*Work item*
Please return every line from the entries that has the string "color" in it.

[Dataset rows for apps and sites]
--

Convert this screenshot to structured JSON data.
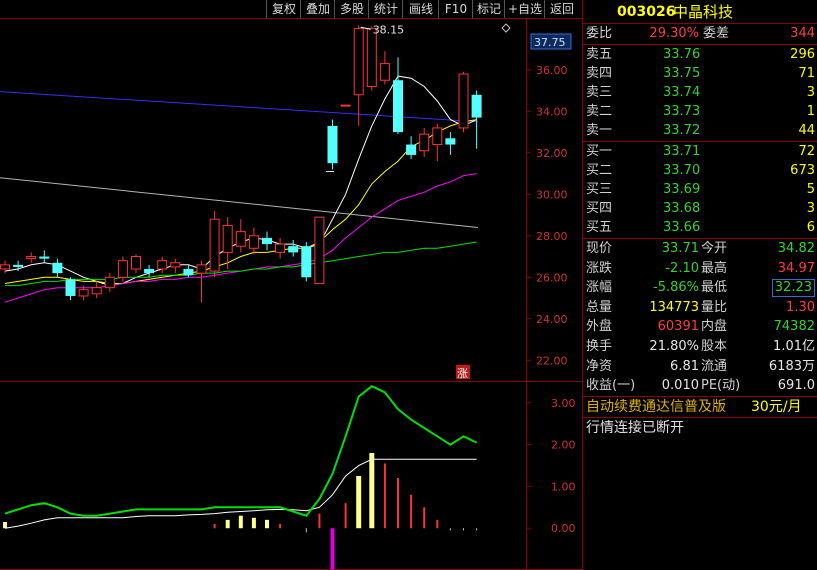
{
  "toolbar": [
    {
      "label": "复权",
      "key": "fuquan"
    },
    {
      "label": "叠加",
      "key": "diejia"
    },
    {
      "label": "多股",
      "key": "duogu"
    },
    {
      "label": "统计",
      "key": "tongji"
    },
    {
      "label": "画线",
      "key": "huaxian"
    },
    {
      "label": "F10",
      "key": "f10"
    },
    {
      "label": "标记",
      "key": "biaoji"
    },
    {
      "label": "+自选",
      "key": "zixuan"
    },
    {
      "label": "返回",
      "key": "fanhui"
    }
  ],
  "quote": {
    "code": "003026",
    "name": "中晶科技",
    "weibi_label": "委比",
    "weibi": "29.30%",
    "weicha_label": "委差",
    "weicha": "344",
    "sell": [
      {
        "label": "卖五",
        "price": "33.76",
        "vol": "296"
      },
      {
        "label": "卖四",
        "price": "33.75",
        "vol": "71"
      },
      {
        "label": "卖三",
        "price": "33.74",
        "vol": "3"
      },
      {
        "label": "卖二",
        "price": "33.73",
        "vol": "1"
      },
      {
        "label": "卖一",
        "price": "33.72",
        "vol": "44"
      }
    ],
    "buy": [
      {
        "label": "买一",
        "price": "33.71",
        "vol": "72"
      },
      {
        "label": "买二",
        "price": "33.70",
        "vol": "673"
      },
      {
        "label": "买三",
        "price": "33.69",
        "vol": "5"
      },
      {
        "label": "买四",
        "price": "33.68",
        "vol": "3"
      },
      {
        "label": "买五",
        "price": "33.66",
        "vol": "6"
      }
    ],
    "stats": [
      {
        "l1": "现价",
        "v1": "33.71",
        "l2": "今开",
        "v2": "34.82"
      },
      {
        "l1": "涨跌",
        "v1": "-2.10",
        "l2": "最高",
        "v2": "34.97"
      },
      {
        "l1": "涨幅",
        "v1": "-5.86%",
        "l2": "最低",
        "v2": "32.23"
      },
      {
        "l1": "总量",
        "v1": "134773",
        "l2": "量比",
        "v2": "1.30"
      },
      {
        "l1": "外盘",
        "v1": "60391",
        "l2": "内盘",
        "v2": "74382"
      },
      {
        "l1": "换手",
        "v1": "21.80%",
        "l2": "股本",
        "v2": "1.01亿"
      },
      {
        "l1": "净资",
        "v1": "6.81",
        "l2": "流通",
        "v2": "6183万"
      },
      {
        "l1": "收益(一)",
        "v1": "0.010",
        "l2": "PE(动)",
        "v2": "691.0"
      }
    ],
    "promo_text": "自动续费通达信普及版",
    "promo_price": "30元/月",
    "status": "行情连接已断开"
  },
  "chart_data": {
    "type": "candlestick",
    "price_axis": {
      "min": 21,
      "max": 38.5,
      "ticks": [
        "22.00",
        "24.00",
        "26.00",
        "28.00",
        "30.00",
        "32.00",
        "34.00",
        "36.00"
      ],
      "current": "37.75"
    },
    "high_label": "38.15",
    "limit_badge": "涨",
    "candles": [
      {
        "o": 26.4,
        "c": 26.6,
        "h": 26.8,
        "l": 26.2
      },
      {
        "o": 26.6,
        "c": 26.5,
        "h": 26.8,
        "l": 26.3
      },
      {
        "o": 26.9,
        "c": 27.0,
        "h": 27.2,
        "l": 26.7
      },
      {
        "o": 27.0,
        "c": 26.9,
        "h": 27.3,
        "l": 26.7
      },
      {
        "o": 26.7,
        "c": 26.2,
        "h": 26.9,
        "l": 26.0
      },
      {
        "o": 25.9,
        "c": 25.1,
        "h": 26.0,
        "l": 24.9
      },
      {
        "o": 25.1,
        "c": 25.4,
        "h": 25.6,
        "l": 24.9
      },
      {
        "o": 25.2,
        "c": 25.5,
        "h": 25.8,
        "l": 25.0
      },
      {
        "o": 25.5,
        "c": 26.0,
        "h": 26.2,
        "l": 25.3
      },
      {
        "o": 26.0,
        "c": 26.8,
        "h": 27.0,
        "l": 25.8
      },
      {
        "o": 26.4,
        "c": 27.0,
        "h": 27.1,
        "l": 26.2
      },
      {
        "o": 26.4,
        "c": 26.2,
        "h": 26.6,
        "l": 26.0
      },
      {
        "o": 26.4,
        "c": 26.8,
        "h": 27.0,
        "l": 26.2
      },
      {
        "o": 26.5,
        "c": 26.7,
        "h": 26.9,
        "l": 26.2
      },
      {
        "o": 26.4,
        "c": 26.1,
        "h": 26.6,
        "l": 26.0
      },
      {
        "o": 26.2,
        "c": 26.6,
        "h": 26.8,
        "l": 24.8
      },
      {
        "o": 26.3,
        "c": 28.8,
        "h": 29.2,
        "l": 26.0
      },
      {
        "o": 27.2,
        "c": 28.5,
        "h": 28.9,
        "l": 26.4
      },
      {
        "o": 27.5,
        "c": 28.2,
        "h": 28.8,
        "l": 27.2
      },
      {
        "o": 27.4,
        "c": 28.0,
        "h": 28.4,
        "l": 27.1
      },
      {
        "o": 27.9,
        "c": 27.6,
        "h": 28.2,
        "l": 27.3
      },
      {
        "o": 27.2,
        "c": 27.6,
        "h": 27.9,
        "l": 26.9
      },
      {
        "o": 27.5,
        "c": 27.2,
        "h": 27.8,
        "l": 27.0
      },
      {
        "o": 27.5,
        "c": 26.0,
        "h": 27.7,
        "l": 25.8
      },
      {
        "o": 25.7,
        "c": 28.9,
        "h": 28.9,
        "l": 25.7
      },
      {
        "o": 33.3,
        "c": 31.5,
        "h": 33.6,
        "l": 31.2
      },
      {
        "o": 34.3,
        "c": 34.3,
        "h": 34.3,
        "l": 34.3
      },
      {
        "o": 34.8,
        "c": 38.0,
        "h": 38.15,
        "l": 33.3
      },
      {
        "o": 35.2,
        "c": 38.0,
        "h": 38.1,
        "l": 35.0
      },
      {
        "o": 35.5,
        "c": 36.3,
        "h": 36.9,
        "l": 35.3
      },
      {
        "o": 35.5,
        "c": 33.0,
        "h": 36.6,
        "l": 32.9
      },
      {
        "o": 32.4,
        "c": 31.9,
        "h": 32.8,
        "l": 31.7
      },
      {
        "o": 32.1,
        "c": 32.9,
        "h": 33.2,
        "l": 31.8
      },
      {
        "o": 32.4,
        "c": 33.2,
        "h": 33.4,
        "l": 31.6
      },
      {
        "o": 32.7,
        "c": 32.4,
        "h": 33.0,
        "l": 31.9
      },
      {
        "o": 33.2,
        "c": 35.8,
        "h": 35.9,
        "l": 33.0
      },
      {
        "o": 34.8,
        "c": 33.7,
        "h": 35.0,
        "l": 32.2
      }
    ],
    "ma": [
      {
        "name": "MA5",
        "color": "#ffffff",
        "values": [
          26.3,
          26.4,
          26.6,
          26.7,
          26.6,
          26.3,
          26.0,
          25.8,
          25.6,
          25.7,
          26.0,
          26.2,
          26.4,
          26.6,
          26.6,
          26.4,
          27.0,
          27.4,
          27.7,
          27.9,
          27.8,
          27.6,
          27.6,
          27.4,
          27.6,
          28.8,
          30.0,
          31.7,
          33.3,
          34.6,
          35.7,
          35.6,
          35.2,
          34.5,
          33.6,
          33.3,
          33.6
        ]
      },
      {
        "name": "MA10",
        "color": "#ffff00",
        "values": [
          25.7,
          25.8,
          25.9,
          26.0,
          26.0,
          25.9,
          25.8,
          25.8,
          25.7,
          25.7,
          25.8,
          25.9,
          26.0,
          26.1,
          26.2,
          26.3,
          26.5,
          26.7,
          27.0,
          27.2,
          27.2,
          27.3,
          27.4,
          27.4,
          27.7,
          28.3,
          28.8,
          29.5,
          30.5,
          31.1,
          31.6,
          32.3,
          32.6,
          33.0,
          33.3,
          33.5,
          33.6
        ]
      },
      {
        "name": "MA20",
        "color": "#ff00ff",
        "values": [
          24.8,
          25.0,
          25.2,
          25.4,
          25.5,
          25.5,
          25.5,
          25.5,
          25.6,
          25.7,
          25.8,
          25.8,
          25.9,
          25.9,
          26.0,
          26.0,
          26.1,
          26.2,
          26.3,
          26.4,
          26.5,
          26.5,
          26.6,
          26.7,
          26.9,
          27.3,
          27.9,
          28.4,
          28.9,
          29.3,
          29.7,
          29.9,
          30.1,
          30.4,
          30.6,
          30.9,
          31.0
        ]
      },
      {
        "name": "MA60",
        "color": "#00e000",
        "values": [
          25.6,
          25.6,
          25.7,
          25.8,
          25.8,
          25.9,
          25.9,
          25.9,
          25.9,
          26.0,
          26.0,
          26.0,
          26.1,
          26.1,
          26.1,
          26.2,
          26.2,
          26.3,
          26.3,
          26.4,
          26.4,
          26.5,
          26.5,
          26.6,
          26.7,
          26.8,
          26.9,
          27.0,
          27.1,
          27.2,
          27.2,
          27.3,
          27.4,
          27.4,
          27.5,
          27.6,
          27.7
        ]
      }
    ],
    "long_ma": [
      {
        "color": "#3030ff",
        "start": 34.95,
        "end": 33.5
      },
      {
        "color": "#b4b4b4",
        "start": 30.8,
        "end": 28.4
      }
    ],
    "indicator": {
      "ticks": [
        "0.00",
        "1.00",
        "2.00",
        "3.00"
      ],
      "min": -1.0,
      "max": 3.5,
      "fast": {
        "color": "#00e000",
        "values": [
          0.35,
          0.45,
          0.55,
          0.6,
          0.5,
          0.35,
          0.3,
          0.3,
          0.35,
          0.4,
          0.45,
          0.45,
          0.45,
          0.45,
          0.45,
          0.45,
          0.5,
          0.5,
          0.5,
          0.5,
          0.5,
          0.5,
          0.4,
          0.3,
          0.7,
          1.3,
          2.2,
          3.15,
          3.4,
          3.25,
          2.85,
          2.6,
          2.4,
          2.2,
          2.0,
          2.2,
          2.05
        ]
      },
      "slow": {
        "color": "#ffffff",
        "values": [
          0.0,
          0.05,
          0.12,
          0.2,
          0.25,
          0.25,
          0.25,
          0.25,
          0.25,
          0.25,
          0.28,
          0.3,
          0.3,
          0.3,
          0.32,
          0.33,
          0.35,
          0.38,
          0.4,
          0.42,
          0.44,
          0.45,
          0.44,
          0.42,
          0.5,
          0.8,
          1.25,
          1.5,
          1.65,
          1.65,
          1.65,
          1.65,
          1.65,
          1.65,
          1.65,
          1.65,
          1.65
        ]
      },
      "bars": [
        0.15,
        0,
        0,
        0,
        0,
        0,
        0,
        0,
        0,
        0,
        0,
        0,
        0,
        0,
        0,
        0,
        0.1,
        0.2,
        0.3,
        0.25,
        0.2,
        0.1,
        0,
        -0.1,
        0.35,
        -0.99,
        0.6,
        1.25,
        1.8,
        1.55,
        1.2,
        0.8,
        0.5,
        0.2,
        -0.05,
        -0.05,
        -0.05
      ]
    }
  }
}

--

*Answer area*
        "color": "#ffffff",
        "color": "#ffff00",
        "color": "#ff00ff",
        "color": "#00e000",
        "color": "#3030ff",
        "color": "#b4b4b4",
        "color": "#00e000",
        "color": "#ffffff",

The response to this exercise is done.